Miss Elizabeth Bertha Bower was born on October 12th, 1883 in Mooresburg, Montour County, Pennsylvania. She was the daughter of a Union Civil War soldier and had attended Pennsylvania State College where she would receive her Bachelor of Sciences degree in 1909, and her Masters in 1912. She most definitely met Miss Lovejoy at the college while the latter was serving as Dean of Women.
Elizabeth Bower was a professor of chemistry, and from what I’ve read, was called for by Miss Lovejoy to take a position at Hood in 1925. I went back and searched the ship log of the SS Minnekahda which sailed from London to New York in August of 1928. This was the ill-fated journey that would precede Sara’s bout with Typhoid fever. Low and behold, I found Miss Bower as Sara’s travel companion to Europe.
Whatever the relationship these two women had, and considering neither married, I take heart in knowing that they were the closest things to Valentines for each other, and hopefully found joy in their close friendship on many "February 14ths" up to Dean Lovejoy’s last in early 1931.
Miss Bower stayed in Hood College’s employ until her retirement in 1958. Miss Bower’s legacy lives on at the college through the Elizabeth B. Bower Prize, awarded annually to an outstanding student in chemistry. The prize was established in 1956 by the late Rebecca Ann Eversole Parker '55, who was inspired by Professor Bower to make chemistry her career. At the time of her untimely death, Rebecca was studying for her doctorate in chemistry at Oxford University. In 1962, the Eversole family endowed the prize as a memorial to Rebecca.
Elizabeth Bower kept herself busy in retirement by traveling and taking part in various civic groups. She gave many presentations as historian for the local Daughters of the American Revolution chapter. Elizabeth Bertha Bowers died in November 1970, and at that time was placed in the gravesite next to her old friend Sara who had preceded her in death nearly forty years earlier.
A woman by the name of Beatrice Malone of Lutherville, MD took care of Elizabeth's burial plans and was the Personal Representative for her estate. She was a student of Dean Lovejoy at Lake Erie College and again in the Hood class of 1926. She would become a supervisor for the Children's Aid Society of Maryland.
Sara C. Lovejoy and Elizabeth Bower helped build the great tradition of Hood College, one that continues on. Think of them with both love and joy as you cherish loved ones, past and present, this coming Valentine’s Day.

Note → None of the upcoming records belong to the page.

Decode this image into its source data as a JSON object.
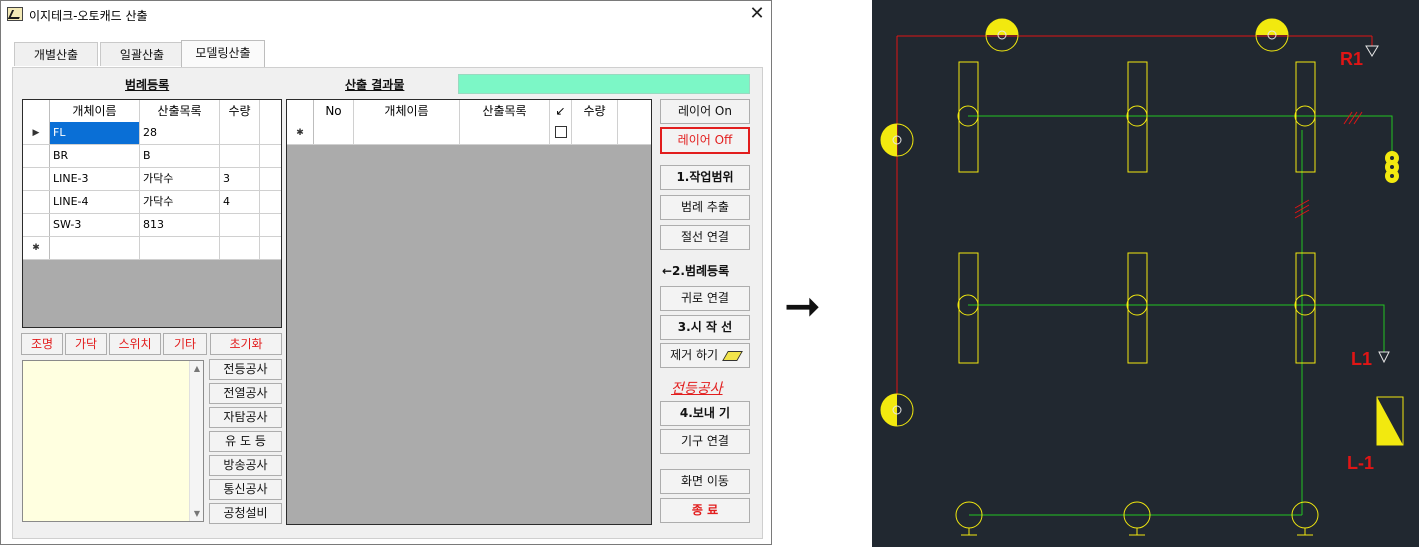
{
  "window": {
    "title": "이지테크-오토캐드 산출",
    "close_glyph": "✕"
  },
  "tabs": [
    "개별산출",
    "일괄산출",
    "모델링산출"
  ],
  "legend_section": {
    "title": "범례등록",
    "columns": [
      "개체이름",
      "산출목록",
      "수량"
    ],
    "rows": [
      {
        "name": "FL",
        "item": "28",
        "qty": ""
      },
      {
        "name": "BR",
        "item": "B",
        "qty": ""
      },
      {
        "name": "LINE-3",
        "item": "가닥수",
        "qty": "3"
      },
      {
        "name": "LINE-4",
        "item": "가닥수",
        "qty": "4"
      },
      {
        "name": "SW-3",
        "item": "813",
        "qty": ""
      }
    ],
    "current_marker": "▶",
    "new_marker": "✱"
  },
  "result_section": {
    "title": "산출 결과물",
    "accent_color": "#7cf7c6",
    "columns": [
      "No",
      "개체이름",
      "산출목록",
      "↙",
      "수량"
    ],
    "new_marker": "✱"
  },
  "category_buttons": [
    "조명",
    "가닥",
    "스위치",
    "기타",
    "초기화"
  ],
  "work_buttons": [
    "전등공사",
    "전열공사",
    "자탐공사",
    "유 도 등",
    "방송공사",
    "통신공사",
    "공청설비"
  ],
  "right_buttons": {
    "layer_on": "레이어 On",
    "layer_off": "레이어 Off",
    "work_range": "1.작업범위",
    "legend_extract": "범례 추출",
    "junction_connect": "절선 연결",
    "step2_label": "←2.범례등록",
    "return_connect": "귀로 연결",
    "start_line": "3.시 작 선",
    "remove": "제거 하기",
    "work_type": "전등공사",
    "export": "4.보내 기",
    "fixture_connect": "기구 연결",
    "screen_move": "화면 이동",
    "exit": "종 료"
  },
  "arrow_glyph": "➞",
  "cad": {
    "background": "#212830",
    "labels": {
      "r1": "R1",
      "l1": "L1",
      "l_1": "L-1"
    },
    "colors": {
      "red": "#e01515",
      "green": "#22c422",
      "yellow": "#f2e90f",
      "white": "#e6e6e6"
    }
  }
}
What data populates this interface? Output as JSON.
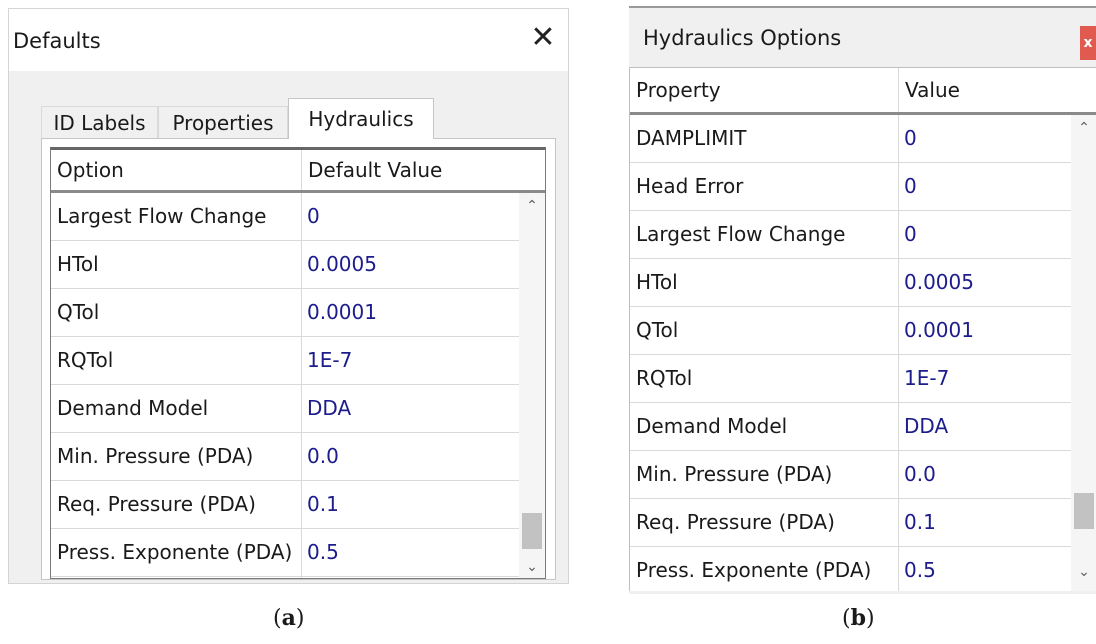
{
  "panel_a": {
    "title": "Defaults",
    "close_glyph": "✕",
    "tabs": [
      {
        "label": "ID Labels",
        "active": false
      },
      {
        "label": "Properties",
        "active": false
      },
      {
        "label": "Hydraulics",
        "active": true
      }
    ],
    "columns": [
      "Option",
      "Default Value"
    ],
    "rows": [
      {
        "option": "Largest Flow Change",
        "value": "0"
      },
      {
        "option": "HTol",
        "value": "0.0005"
      },
      {
        "option": "QTol",
        "value": "0.0001"
      },
      {
        "option": "RQTol",
        "value": "1E-7"
      },
      {
        "option": "Demand Model",
        "value": "DDA"
      },
      {
        "option": "Min. Pressure (PDA)",
        "value": "0.0"
      },
      {
        "option": "Req. Pressure (PDA)",
        "value": "0.1"
      },
      {
        "option": "Press. Exponente (PDA)",
        "value": "0.5"
      }
    ],
    "scroll_up_icon": "chevron-up-icon",
    "scroll_down_icon": "chevron-down-icon",
    "caption": {
      "open": "(",
      "letter": "a",
      "close": ")"
    }
  },
  "panel_b": {
    "title": "Hydraulics Options",
    "close_glyph": "x",
    "close_color": "#e05a4f",
    "columns": [
      "Property",
      "Value"
    ],
    "rows": [
      {
        "property": "DAMPLIMIT",
        "value": "0"
      },
      {
        "property": "Head Error",
        "value": "0"
      },
      {
        "property": "Largest Flow Change",
        "value": "0"
      },
      {
        "property": "HTol",
        "value": "0.0005"
      },
      {
        "property": "QTol",
        "value": "0.0001"
      },
      {
        "property": "RQTol",
        "value": "1E-7"
      },
      {
        "property": "Demand Model",
        "value": "DDA"
      },
      {
        "property": "Min. Pressure (PDA)",
        "value": "0.0"
      },
      {
        "property": "Req. Pressure (PDA)",
        "value": "0.1"
      },
      {
        "property": "Press. Exponente (PDA)",
        "value": "0.5"
      }
    ],
    "scroll_up_icon": "chevron-up-icon",
    "scroll_down_icon": "chevron-down-icon",
    "caption": {
      "open": "(",
      "letter": "b",
      "close": ")"
    }
  },
  "colors": {
    "value_text": "#1c1c8c",
    "dialog_bg": "#f0f0f0",
    "grid_line": "#d9d9d9",
    "scroll_thumb": "#c2c2c2"
  }
}
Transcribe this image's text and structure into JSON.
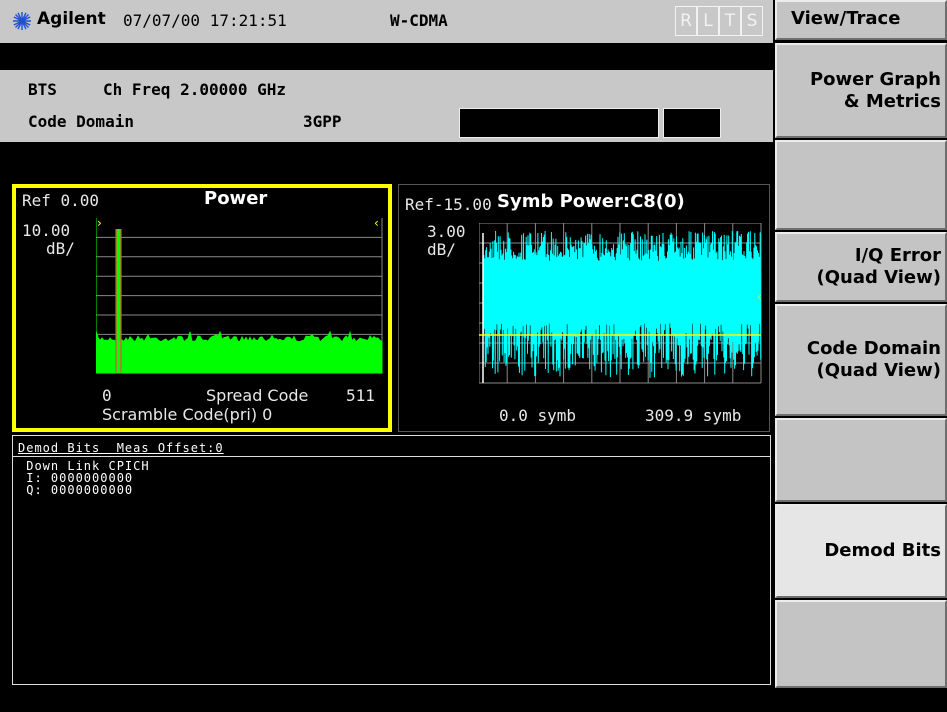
{
  "status_bar": {
    "brand": "Agilent",
    "datetime": "07/07/00 17:21:51",
    "mode": "W-CDMA",
    "indicators": [
      "R",
      "L",
      "T",
      "S"
    ]
  },
  "info": {
    "device": "BTS",
    "ch_freq": "Ch Freq 2.00000 GHz",
    "measurement": "Code Domain",
    "standard": "3GPP"
  },
  "power_panel": {
    "ref": "Ref 0.00",
    "title": "Power",
    "scale_value": "10.00",
    "scale_unit": "dB/",
    "x_start": "0",
    "x_label": "Spread Code",
    "x_end": "511",
    "scramble": "Scramble Code(pri) 0"
  },
  "symb_panel": {
    "ref": "Ref-15.00",
    "title": "Symb Power:C8(0)",
    "scale_value": "3.00",
    "scale_unit": "dB/",
    "x_start": "0.0 symb",
    "x_end": "309.9 symb"
  },
  "demod": {
    "header": "Demod Bits  Meas Offset:0",
    "channel": " Down Link CPICH",
    "i_bits": " I: 0000000000",
    "q_bits": " Q: 0000000000"
  },
  "softkeys": {
    "title": "View/Trace",
    "power_graph": [
      "Power Graph",
      "& Metrics"
    ],
    "iq_error": [
      "I/Q Error",
      "(Quad View)"
    ],
    "code_domain": [
      "Code Domain",
      "(Quad View)"
    ],
    "demod_bits": "Demod Bits"
  },
  "colors": {
    "power_trace": "#00ff00",
    "symb_trace": "#00ffff",
    "highlight": "#ffff00",
    "marker_bar": "#ff4040"
  }
}
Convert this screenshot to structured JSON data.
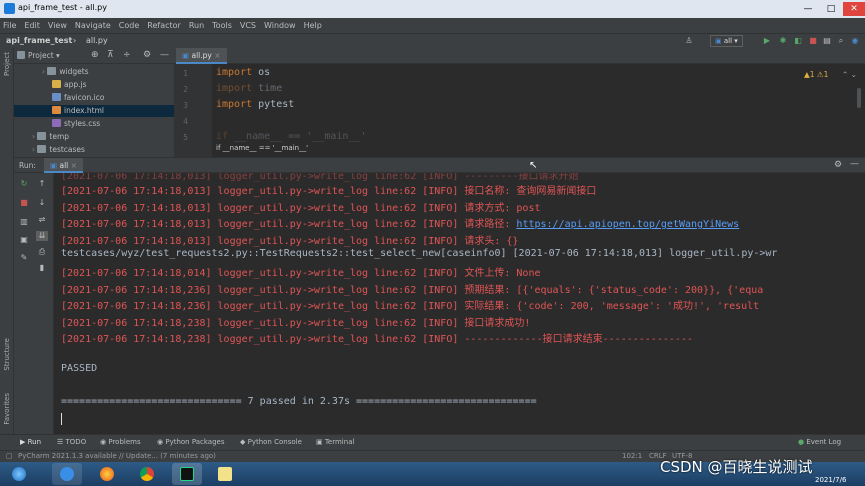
{
  "window": {
    "title": "api_frame_test - all.py",
    "minimize": "—",
    "maximize": "□",
    "close": "✕"
  },
  "menu": [
    "File",
    "Edit",
    "View",
    "Navigate",
    "Code",
    "Refactor",
    "Run",
    "Tools",
    "VCS",
    "Window",
    "Help"
  ],
  "nav": {
    "project": "api_frame_test",
    "file": "all.py",
    "run_config": "all"
  },
  "project_panel": {
    "title": "Project",
    "strip_label": "Project",
    "items": [
      {
        "label": "widgets",
        "kind": "folder"
      },
      {
        "label": "app.js",
        "kind": "js"
      },
      {
        "label": "favicon.ico",
        "kind": "ico"
      },
      {
        "label": "index.html",
        "kind": "html"
      },
      {
        "label": "styles.css",
        "kind": "css"
      },
      {
        "label": "temp",
        "kind": "folder"
      },
      {
        "label": "testcases",
        "kind": "folder"
      }
    ]
  },
  "editor": {
    "tab": "all.py",
    "inspection": "▲1 ⚠1",
    "lines": [
      {
        "n": "1",
        "kw": "import",
        "rest": " os"
      },
      {
        "n": "2",
        "kw": "import",
        "rest": " time"
      },
      {
        "n": "3",
        "kw": "import",
        "rest": " pytest"
      },
      {
        "n": "4",
        "kw": "",
        "rest": ""
      },
      {
        "n": "5",
        "kw": "if",
        "rest": " __name__ == '__main__'"
      }
    ],
    "tooltip": "if __name__ == '__main__'"
  },
  "run": {
    "label": "Run:",
    "config": "all"
  },
  "console": {
    "lines": [
      {
        "text": "[2021-07-06 17:14:18,013] logger_util.py->write_log line:62 [INFO] 接口名称: 查询网易新闻接口",
        "style": "red"
      },
      {
        "text": "[2021-07-06 17:14:18,013] logger_util.py->write_log line:62 [INFO] 请求方式: post",
        "style": "red"
      },
      {
        "text": "[2021-07-06 17:14:18,013] logger_util.py->write_log line:62 [INFO] 请求路径: ",
        "style": "red",
        "link": "https://api.apiopen.top/getWangYiNews"
      },
      {
        "text": "[2021-07-06 17:14:18,013] logger_util.py->write_log line:62 [INFO] 请求头: {}",
        "style": "red"
      },
      {
        "text": "testcases/wyz/test_requests2.py::TestRequests2::test_select_new[caseinfo0] [2021-07-06 17:14:18,013] logger_util.py->wr",
        "style": "gray"
      },
      {
        "text": "[2021-07-06 17:14:18,014] logger_util.py->write_log line:62 [INFO] 文件上传: None",
        "style": "red"
      },
      {
        "text": "[2021-07-06 17:14:18,236] logger_util.py->write_log line:62 [INFO] 预期结果: [{'equals': {'status_code': 200}}, {'equa",
        "style": "red"
      },
      {
        "text": "[2021-07-06 17:14:18,236] logger_util.py->write_log line:62 [INFO] 实际结果: {'code': 200, 'message': '成功!', 'result",
        "style": "red"
      },
      {
        "text": "[2021-07-06 17:14:18,238] logger_util.py->write_log line:62 [INFO] 接口请求成功!",
        "style": "red"
      },
      {
        "text": "[2021-07-06 17:14:18,238] logger_util.py->write_log line:62 [INFO] -------------接口请求结束---------------",
        "style": "red"
      }
    ],
    "passed": "PASSED",
    "summary": "============================== 7 passed in 2.37s =============================="
  },
  "bottom_tabs": [
    "Run",
    "TODO",
    "Problems",
    "Python Packages",
    "Python Console",
    "Terminal"
  ],
  "event_log": "Event Log",
  "status": {
    "message": "PyCharm 2021.1.3 available // Update... (7 minutes ago)",
    "position": "102:1",
    "line_sep": "CRLF",
    "encoding": "UTF-8"
  },
  "side_labels": {
    "structure": "Structure",
    "favorites": "Favorites"
  },
  "taskbar": {
    "date": "2021/7/6"
  },
  "watermark": "CSDN @百晓生说测试"
}
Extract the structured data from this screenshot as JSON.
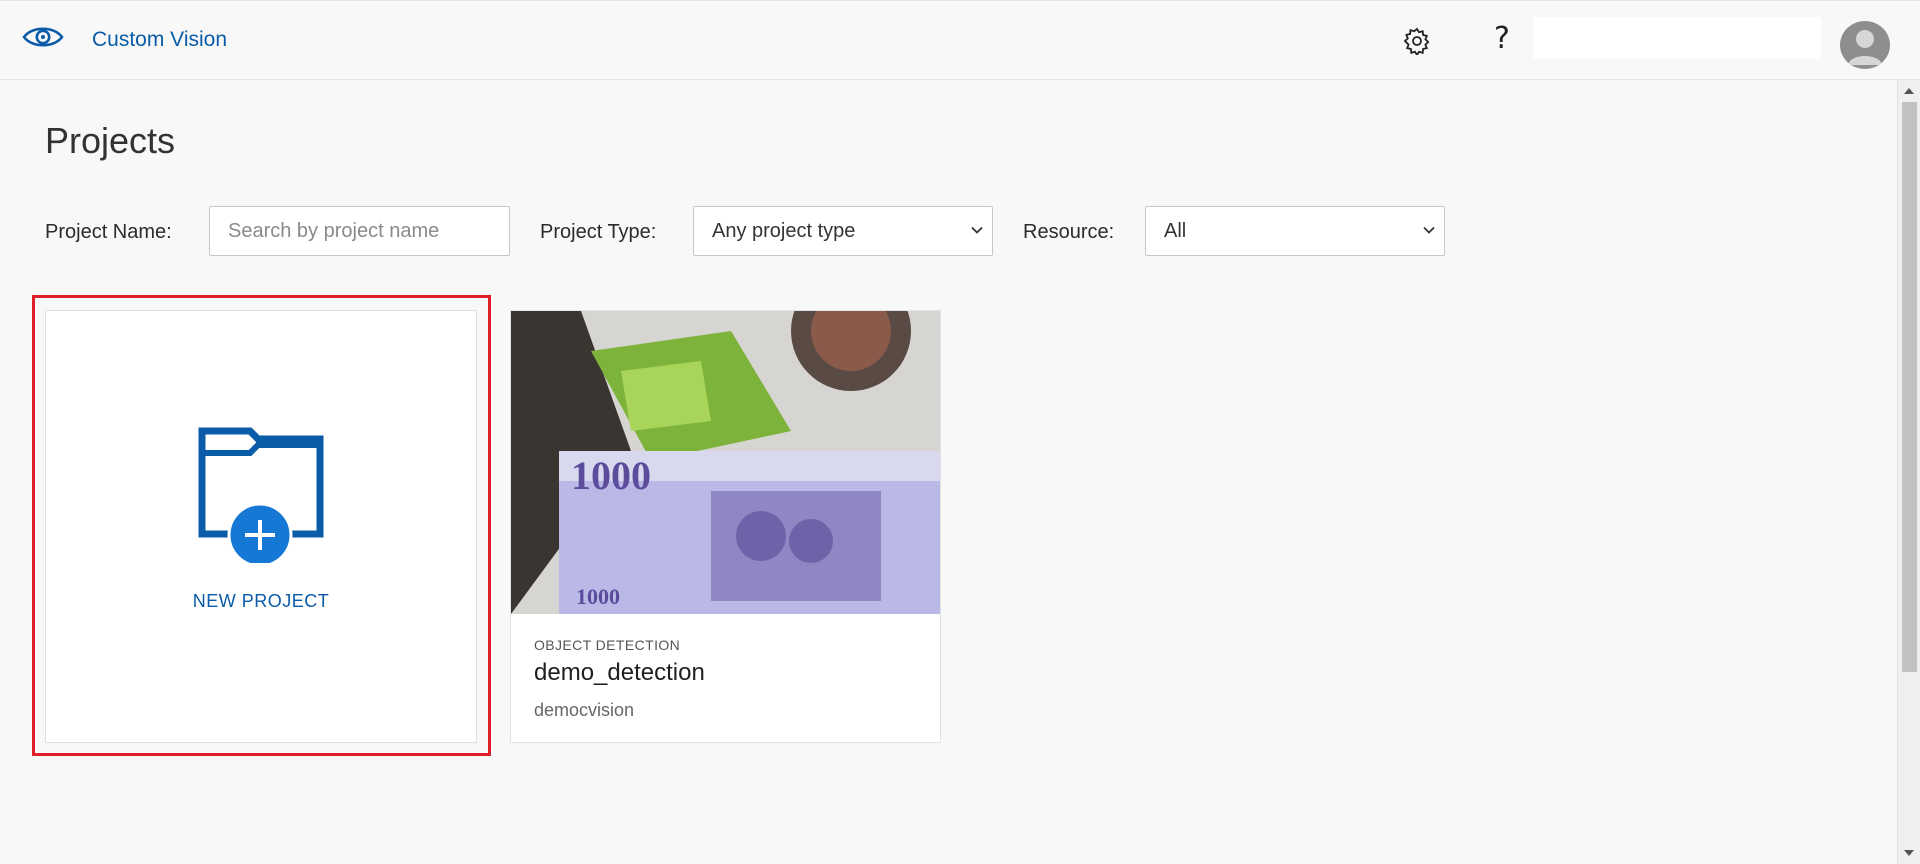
{
  "header": {
    "app_name": "Custom Vision",
    "help_glyph": "?",
    "icons": [
      "eye-icon",
      "gear-icon",
      "help-icon",
      "avatar-icon"
    ]
  },
  "page": {
    "title": "Projects"
  },
  "filters": {
    "name_label": "Project Name:",
    "name_placeholder": "Search by project name",
    "type_label": "Project Type:",
    "type_value": "Any project type",
    "resource_label": "Resource:",
    "resource_value": "All"
  },
  "new_project": {
    "label": "NEW PROJECT",
    "icon": "new-folder-plus-icon"
  },
  "projects": [
    {
      "type": "OBJECT DETECTION",
      "name": "demo_detection",
      "resource": "democvision"
    }
  ],
  "colors": {
    "accent": "#0a5ba8",
    "plus_circle": "#1478d4",
    "highlight": "#e02028"
  }
}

AUTHOR'S NOTE: Very special thanks to Mary Atwell, Archivist and Collections Department Librarian at Hood College, for her assistance with visuals and additional information for this story.